Do you ever stand in the oral care section at a grocery store and wonder why there are so many different types of toothpaste available today? Think about how many brands there are—and then how many different types of toothpaste there are for each brand! Crest 3DWhite, Pro-Health, Pro-Health Advanced, with Scope, Sensi, regular old Crest, Kids’ Crest… the list goes on and on.
A helpful way to think about your toothpaste choice is to think about your goals, beyond proper oral hygiene, when you brush. Do you want fresh breath or whiter teeth? Do you have tooth sensitivity? Do you want to avoid a long appointment next time you’re at your dental cleaning? When you answer those questions, you’ll start to narrow down that overwhelming selection of toothpaste to a more manageable few.
There are a few common types of toothpaste out there today. However, it’s important to realize that many kinds of toothpaste fit into one or more of the categories that suit different needs.
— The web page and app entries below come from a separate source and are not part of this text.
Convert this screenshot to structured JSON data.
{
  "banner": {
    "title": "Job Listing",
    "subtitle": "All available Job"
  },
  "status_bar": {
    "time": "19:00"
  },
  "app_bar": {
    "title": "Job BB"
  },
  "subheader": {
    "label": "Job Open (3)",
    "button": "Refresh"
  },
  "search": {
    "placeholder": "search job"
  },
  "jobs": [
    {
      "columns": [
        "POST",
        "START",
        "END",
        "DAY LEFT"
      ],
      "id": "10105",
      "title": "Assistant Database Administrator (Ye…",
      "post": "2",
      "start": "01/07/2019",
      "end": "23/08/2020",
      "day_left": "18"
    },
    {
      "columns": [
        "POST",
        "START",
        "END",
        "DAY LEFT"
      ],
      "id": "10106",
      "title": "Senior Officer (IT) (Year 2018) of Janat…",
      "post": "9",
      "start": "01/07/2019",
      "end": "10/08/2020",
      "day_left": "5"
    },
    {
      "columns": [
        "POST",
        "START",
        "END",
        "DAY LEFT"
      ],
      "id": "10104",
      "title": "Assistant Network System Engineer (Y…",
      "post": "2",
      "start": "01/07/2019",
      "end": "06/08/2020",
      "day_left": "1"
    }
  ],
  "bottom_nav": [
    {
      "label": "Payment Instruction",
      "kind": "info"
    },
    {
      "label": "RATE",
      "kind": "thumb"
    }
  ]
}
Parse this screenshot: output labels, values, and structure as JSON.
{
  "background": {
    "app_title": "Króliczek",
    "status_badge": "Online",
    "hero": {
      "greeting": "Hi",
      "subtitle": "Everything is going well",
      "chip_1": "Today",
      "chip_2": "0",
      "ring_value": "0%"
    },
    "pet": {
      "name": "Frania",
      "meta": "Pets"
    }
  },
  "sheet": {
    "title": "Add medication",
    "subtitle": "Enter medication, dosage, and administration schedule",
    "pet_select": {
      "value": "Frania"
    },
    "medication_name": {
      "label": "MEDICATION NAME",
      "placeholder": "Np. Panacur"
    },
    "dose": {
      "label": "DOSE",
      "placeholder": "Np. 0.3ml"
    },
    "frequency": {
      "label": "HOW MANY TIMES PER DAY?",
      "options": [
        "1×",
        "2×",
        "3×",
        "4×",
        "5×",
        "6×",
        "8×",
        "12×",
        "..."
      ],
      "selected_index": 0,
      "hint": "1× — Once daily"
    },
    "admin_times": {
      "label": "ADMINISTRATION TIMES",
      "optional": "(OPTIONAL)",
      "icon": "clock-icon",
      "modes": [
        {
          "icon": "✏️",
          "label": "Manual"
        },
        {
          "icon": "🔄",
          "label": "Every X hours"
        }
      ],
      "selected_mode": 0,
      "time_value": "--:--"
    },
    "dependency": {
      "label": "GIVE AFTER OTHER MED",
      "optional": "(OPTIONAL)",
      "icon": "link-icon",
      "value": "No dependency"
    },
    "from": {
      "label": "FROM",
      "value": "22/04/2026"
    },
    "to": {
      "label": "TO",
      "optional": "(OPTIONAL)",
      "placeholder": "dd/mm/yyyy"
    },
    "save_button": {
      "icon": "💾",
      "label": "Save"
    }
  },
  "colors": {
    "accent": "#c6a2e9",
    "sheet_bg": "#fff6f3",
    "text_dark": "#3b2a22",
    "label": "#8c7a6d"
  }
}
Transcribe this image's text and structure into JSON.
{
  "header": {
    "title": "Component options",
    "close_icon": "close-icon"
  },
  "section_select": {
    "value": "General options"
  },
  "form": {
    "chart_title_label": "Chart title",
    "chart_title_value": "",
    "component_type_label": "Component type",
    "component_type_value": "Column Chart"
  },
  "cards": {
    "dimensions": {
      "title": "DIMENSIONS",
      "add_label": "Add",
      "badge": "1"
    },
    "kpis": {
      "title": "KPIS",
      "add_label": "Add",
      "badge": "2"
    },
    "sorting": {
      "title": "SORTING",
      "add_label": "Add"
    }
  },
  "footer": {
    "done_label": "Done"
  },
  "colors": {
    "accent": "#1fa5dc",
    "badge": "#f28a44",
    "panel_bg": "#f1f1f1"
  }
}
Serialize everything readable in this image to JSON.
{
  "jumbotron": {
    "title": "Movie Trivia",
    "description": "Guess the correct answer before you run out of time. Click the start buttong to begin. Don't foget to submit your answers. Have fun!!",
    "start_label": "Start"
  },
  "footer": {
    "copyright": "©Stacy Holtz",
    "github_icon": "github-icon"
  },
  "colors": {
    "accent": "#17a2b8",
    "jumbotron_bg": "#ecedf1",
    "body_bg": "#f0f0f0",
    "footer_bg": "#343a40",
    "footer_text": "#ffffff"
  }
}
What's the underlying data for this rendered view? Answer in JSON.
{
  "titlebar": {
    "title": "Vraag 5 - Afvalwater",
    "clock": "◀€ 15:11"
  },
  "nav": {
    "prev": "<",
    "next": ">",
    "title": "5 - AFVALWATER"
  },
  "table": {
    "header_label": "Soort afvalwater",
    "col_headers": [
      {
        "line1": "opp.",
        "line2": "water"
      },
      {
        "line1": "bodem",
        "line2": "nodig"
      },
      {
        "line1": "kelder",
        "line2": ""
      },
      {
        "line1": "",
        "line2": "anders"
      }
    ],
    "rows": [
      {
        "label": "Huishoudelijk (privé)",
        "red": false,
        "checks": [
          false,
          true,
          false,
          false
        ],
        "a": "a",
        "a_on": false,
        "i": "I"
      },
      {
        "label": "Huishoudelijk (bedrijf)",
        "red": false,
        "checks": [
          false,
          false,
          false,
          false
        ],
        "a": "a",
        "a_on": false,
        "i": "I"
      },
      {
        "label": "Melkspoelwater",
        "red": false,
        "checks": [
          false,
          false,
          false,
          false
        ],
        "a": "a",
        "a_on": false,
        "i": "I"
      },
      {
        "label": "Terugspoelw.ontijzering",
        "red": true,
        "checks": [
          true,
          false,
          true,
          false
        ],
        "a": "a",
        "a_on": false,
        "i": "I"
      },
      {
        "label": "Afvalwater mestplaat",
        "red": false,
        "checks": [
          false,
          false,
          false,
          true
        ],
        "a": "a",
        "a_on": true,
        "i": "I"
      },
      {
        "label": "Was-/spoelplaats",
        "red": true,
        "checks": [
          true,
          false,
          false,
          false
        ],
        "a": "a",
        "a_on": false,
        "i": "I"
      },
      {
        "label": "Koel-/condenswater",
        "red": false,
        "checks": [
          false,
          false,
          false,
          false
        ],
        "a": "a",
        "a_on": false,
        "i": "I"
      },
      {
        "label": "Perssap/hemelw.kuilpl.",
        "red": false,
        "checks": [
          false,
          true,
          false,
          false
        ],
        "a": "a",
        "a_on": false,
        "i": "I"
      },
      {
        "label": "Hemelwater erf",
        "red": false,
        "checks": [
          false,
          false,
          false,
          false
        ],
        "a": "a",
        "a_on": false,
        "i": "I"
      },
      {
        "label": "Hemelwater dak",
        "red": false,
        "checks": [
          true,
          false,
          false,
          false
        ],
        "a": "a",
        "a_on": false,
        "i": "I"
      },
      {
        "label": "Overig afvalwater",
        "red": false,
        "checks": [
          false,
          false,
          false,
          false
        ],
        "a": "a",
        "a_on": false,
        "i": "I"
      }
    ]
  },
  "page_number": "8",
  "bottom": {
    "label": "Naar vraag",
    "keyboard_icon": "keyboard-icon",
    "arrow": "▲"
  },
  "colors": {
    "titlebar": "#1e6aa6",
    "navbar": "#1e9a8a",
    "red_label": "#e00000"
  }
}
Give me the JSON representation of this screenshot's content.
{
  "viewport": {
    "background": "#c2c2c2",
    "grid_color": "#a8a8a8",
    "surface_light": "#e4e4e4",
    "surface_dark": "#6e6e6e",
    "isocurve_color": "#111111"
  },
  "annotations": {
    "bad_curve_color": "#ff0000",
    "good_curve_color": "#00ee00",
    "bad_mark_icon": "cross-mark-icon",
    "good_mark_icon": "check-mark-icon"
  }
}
Fluoride toothpaste contains fluoride compounds to help prevent tooth decay. Fluoride works by strengthening, and even helping repair, tooth enamel. Many public water supplies are treated with small amounts of sodium fluoride. Fluoride treatments at the dentist are also available. Fluoride toothpaste varies in the amount and type of fluoride compounds they contain and can come in a variety of flavors that appeal to both adults and children.
If you’d like your teeth to look a little whiter, whitening toothpaste is a great option. They’re not as effective as dedicated whitening products like whitening strips, but they can help you maintain whitened teeth. However, keep in mind that many whitening kinds of toothpaste can be more abrasive than regular toothpaste and may weaken the enamel of your teeth. If you use them, give your teeth an occasional break by using less abrasive toothpaste as well!
Some people experience pain when their teeth are exposed to cold, heat, or touch—even the gentle pressure applied when brushing their teeth. If you experience this condition, called dentin hypersensitivity, you can use desensitizing toothpaste to make brushing a more pleasant (or at least not painful) activity.
Anti-plaque toothpaste help prevent plaque from accumulating around your teeth, reducing the risk of tooth decay and gum disease. There are a variety of anti-plaque compounds out there, including Triclosan (an anti-bacterial compound) and zinc citrate (which supports your immune system).
Toothpaste for kids may or may not have fluoride in them—and that’s actually not a problem. First of all, the physical action of brushing (and flossing) loosens plaque and helps protect your teeth. Typically, toothpaste made for children has fruity flavors and lower levels of fluoride in case of swallowing.
To be honest, the most important choice you make is to brush and floss regularly. The best type of toothpaste for you to use is one that supports your oral care needs, and that you will use twice a day, every day.